--- START ---
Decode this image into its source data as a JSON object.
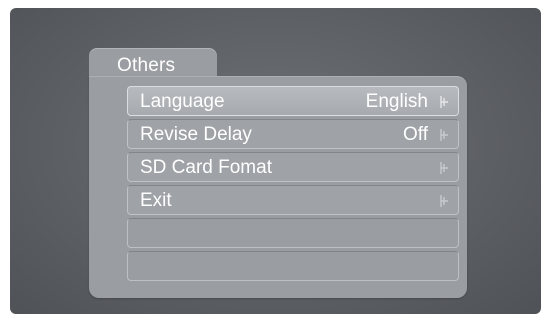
{
  "menu": {
    "title": "Others",
    "items": [
      {
        "label": "Language",
        "value": "English",
        "icon": "chevron-right-icon",
        "selected": true
      },
      {
        "label": "Revise Delay",
        "value": "Off",
        "icon": "chevron-right-icon",
        "selected": false
      },
      {
        "label": "SD Card Fomat",
        "value": "",
        "icon": "chevron-right-icon",
        "selected": false
      },
      {
        "label": "Exit",
        "value": "",
        "icon": "chevron-right-icon",
        "selected": false
      }
    ],
    "empty_rows": 2
  },
  "colors": {
    "screen_bg": "#5d6065",
    "panel_bg": "#9a9da1",
    "selected_row_bg": "#b7babe",
    "text": "#ffffff"
  }
}
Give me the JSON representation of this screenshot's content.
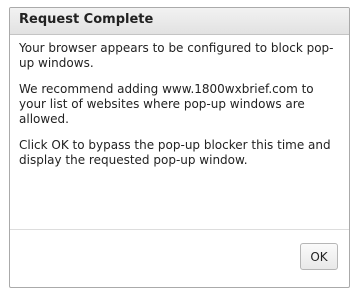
{
  "dialog": {
    "title": "Request Complete",
    "paragraphs": [
      "Your browser appears to be configured to block pop-up windows.",
      "We recommend adding www.1800wxbrief.com to your list of websites where pop-up windows are allowed.",
      "Click OK to bypass the pop-up blocker this time and display the requested pop-up window."
    ],
    "ok_label": "OK"
  }
}
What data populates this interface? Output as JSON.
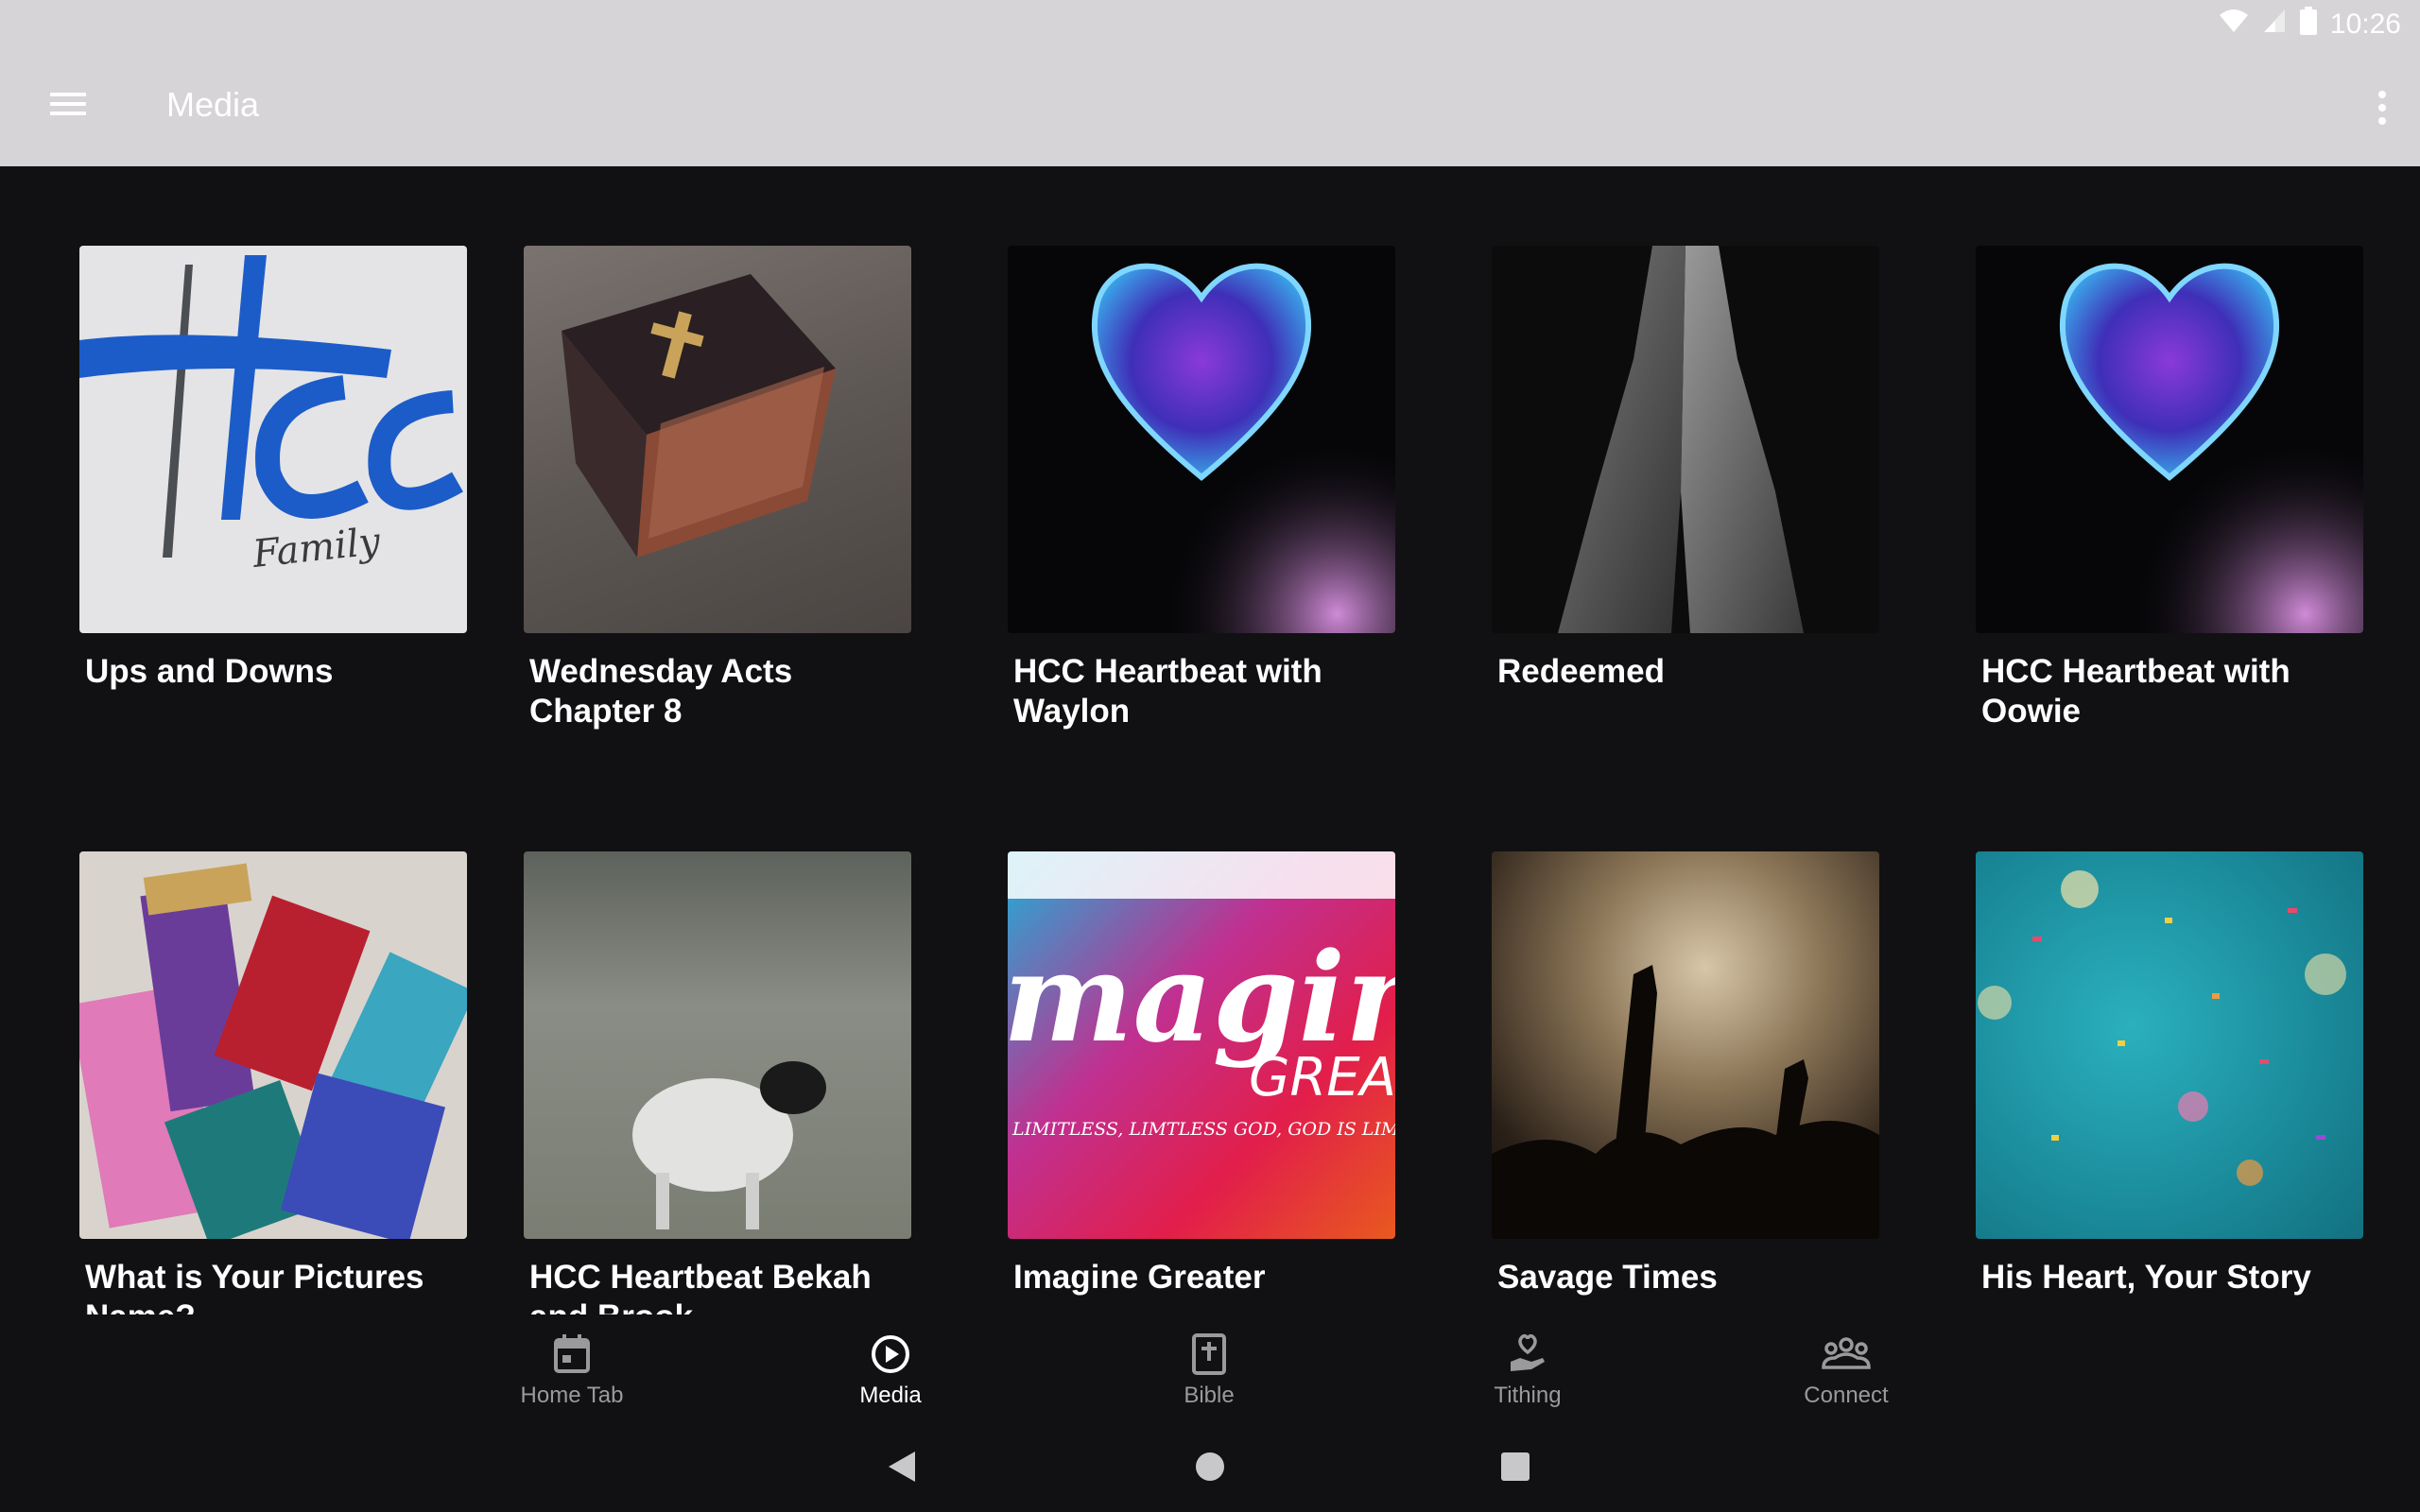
{
  "status_bar": {
    "time": "10:26"
  },
  "app_bar": {
    "title": "Media"
  },
  "media": [
    {
      "title": "Ups and Downs",
      "icon": "hcc-family-logo"
    },
    {
      "title": "Wednesday Acts Chapter 8",
      "icon": "bible-book"
    },
    {
      "title": "HCC Heartbeat with Waylon",
      "icon": "glass-heart"
    },
    {
      "title": "Redeemed",
      "icon": "praying-hands"
    },
    {
      "title": "HCC Heartbeat with Oowie",
      "icon": "glass-heart"
    },
    {
      "title": "What is Your Pictures Name?",
      "icon": "paint-brushes"
    },
    {
      "title": "HCC Heartbeat Bekah and Brook",
      "icon": "sheep-in-field"
    },
    {
      "title": "Imagine Greater",
      "icon": "colorful-smoke"
    },
    {
      "title": "Savage Times",
      "icon": "concert-crowd"
    },
    {
      "title": "His Heart, Your Story",
      "icon": "confetti"
    }
  ],
  "thumb_text": {
    "hcc_logo": "Hcc",
    "hcc_family": "Family",
    "imagine_word": "magin",
    "imagine_great": "GREA",
    "imagine_tagline": "LIMITLESS, LIMTLESS GOD, GOD IS LIM"
  },
  "bottom_nav": [
    {
      "label": "Home Tab",
      "icon": "calendar-icon"
    },
    {
      "label": "Media",
      "icon": "play-circle-icon",
      "active": true
    },
    {
      "label": "Bible",
      "icon": "bible-icon"
    },
    {
      "label": "Tithing",
      "icon": "give-hand-heart-icon"
    },
    {
      "label": "Connect",
      "icon": "group-icon"
    }
  ],
  "colors": {
    "app_bar": "#d6d4d6",
    "background": "#111113",
    "nav_inactive": "#9a9a9c",
    "nav_active": "#ffffff"
  }
}
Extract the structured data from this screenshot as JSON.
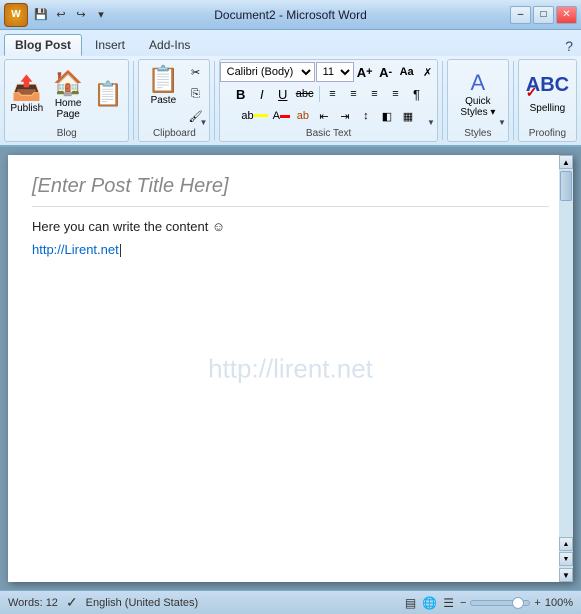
{
  "window": {
    "title": "Document2 - Microsoft Word",
    "min_label": "–",
    "max_label": "□",
    "close_label": "✕"
  },
  "office_btn": {
    "label": "W"
  },
  "quick_access": {
    "save_icon": "💾",
    "undo_icon": "↩",
    "redo_icon": "↪",
    "dropdown_icon": "▾"
  },
  "tabs": [
    {
      "id": "blog-post",
      "label": "Blog Post",
      "active": true
    },
    {
      "id": "insert",
      "label": "Insert",
      "active": false
    },
    {
      "id": "add-ins",
      "label": "Add-Ins",
      "active": false
    }
  ],
  "groups": {
    "blog": {
      "label": "Blog",
      "publish_label": "Publish",
      "home_page_label": "Home\nPage"
    },
    "clipboard": {
      "label": "Clipboard",
      "paste_label": "Paste",
      "cut_icon": "✂",
      "copy_icon": "⎘",
      "format_icon": "⎙"
    },
    "basic_text": {
      "label": "Basic Text",
      "font": "Calibri (Body)",
      "size": "11",
      "bold": "B",
      "italic": "I",
      "underline": "U",
      "strikethrough": "abc",
      "align_left": "≡",
      "align_center": "≡",
      "align_right": "≡",
      "justify": "≡",
      "line_spacing": "↕",
      "indent_decrease": "←",
      "indent_increase": "→",
      "grow_font": "A↑",
      "shrink_font": "A↓",
      "change_case": "Aa",
      "clear_format": "✗",
      "highlight": "ab",
      "font_color": "A",
      "show_hide": "¶"
    },
    "styles": {
      "label": "Styles",
      "quick_styles_label": "Quick\nStyles",
      "dropdown_icon": "▾"
    },
    "proofing": {
      "label": "Proofing",
      "spelling_label": "Spelling"
    }
  },
  "document": {
    "title_placeholder": "[Enter Post Title Here]",
    "content_line": "Here you can write the content ☺",
    "link": "http://Lirent.net",
    "watermark": "http://lirent.net",
    "cursor_pos": "after link"
  },
  "status_bar": {
    "words_label": "Words: 12",
    "language": "English (United States)",
    "zoom": "100%",
    "zoom_value": 100
  }
}
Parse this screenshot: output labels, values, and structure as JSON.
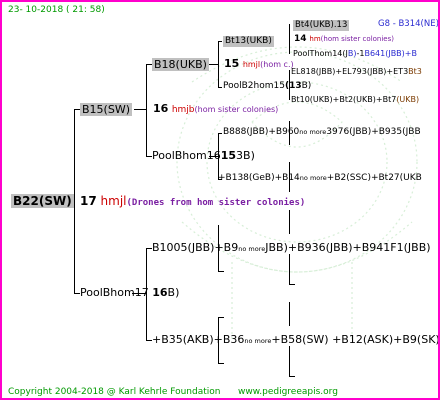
{
  "header": {
    "date": "23- 10-2018 ( 21: 58)"
  },
  "root": {
    "name": "B22(SW)",
    "num": "17",
    "queen_tag": "hmjl",
    "note": "(Drones from hom sister colonies)"
  },
  "gen1": {
    "top": {
      "name": "B15(SW)",
      "num": "16",
      "tag": "hmjb",
      "note": "(hom sister colonies)"
    },
    "bottom": {
      "name_a": "PoolBhom17",
      "name_b": "16",
      "name_c": "B)"
    }
  },
  "gen2": {
    "b18": {
      "name": "B18(UKB)",
      "num": "15",
      "tag": "hmjl",
      "note": "(hom c.)"
    },
    "poolb16": {
      "name_a": "PoolBhom16",
      "name_b": "15",
      "name_c": "3B)"
    },
    "b1005": {
      "text_a": "B1005(JBB)+B9",
      "text_more": "no more",
      "text_b": "JBB)+B936(JBB)+B941F1(JBB)"
    },
    "b35": {
      "text_a": "+B35(AKB)+B36",
      "text_more": "no more",
      "text_b": "+B58(SW) +B12(ASK)+B9(SK)+"
    }
  },
  "gen3": {
    "bt13": "Bt13(UKB)",
    "poolb2": {
      "name_a": "PoolB2hom15",
      "name_b": "(13",
      "name_c": "B)"
    },
    "b888": {
      "text_a": "B888(JBB)+B960",
      "text_more": "no more",
      "text_b": "3976(JBB)+B935(JBB"
    },
    "b138": {
      "text_a": "+B138(GeB)+B14",
      "text_more": "no more",
      "text_b": "+B2(SSC)+Bt27(UKB"
    }
  },
  "gen4": {
    "bt4": "Bt4(UKB).13",
    "bt4_right": "G8 - B314(NE)",
    "num14": "14",
    "tag14": "hm",
    "note14": "(hom sister colonies)",
    "pool14": "PoolThom14(J",
    "pool14_b": "B)",
    "pool14_c": "-1",
    "pool14_d": "B641(JBB)+B",
    "el818": "EL818(JBB)+EL793(JBB)+ET3",
    "el818_r": "Bt3",
    "bt10": "Bt10(UKB)+Bt2(UKB)+Bt7",
    "bt10_r": "(UKB)"
  },
  "footer": {
    "copyright": "Copyright 2004-2018 @ Karl Kehrle Foundation",
    "url": "www.pedigreeapis.org"
  },
  "colors": {
    "border": "#ff00cc",
    "footer_text": "#009900",
    "queen_tag": "#cc0000",
    "note": "#7a1fa2",
    "box": "#c0c0c0"
  }
}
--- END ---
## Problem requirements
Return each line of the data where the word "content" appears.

## Solved exercise
Give me the JSON representation of this screenshot's content.
    "content_line": "Here you can write the content ☺",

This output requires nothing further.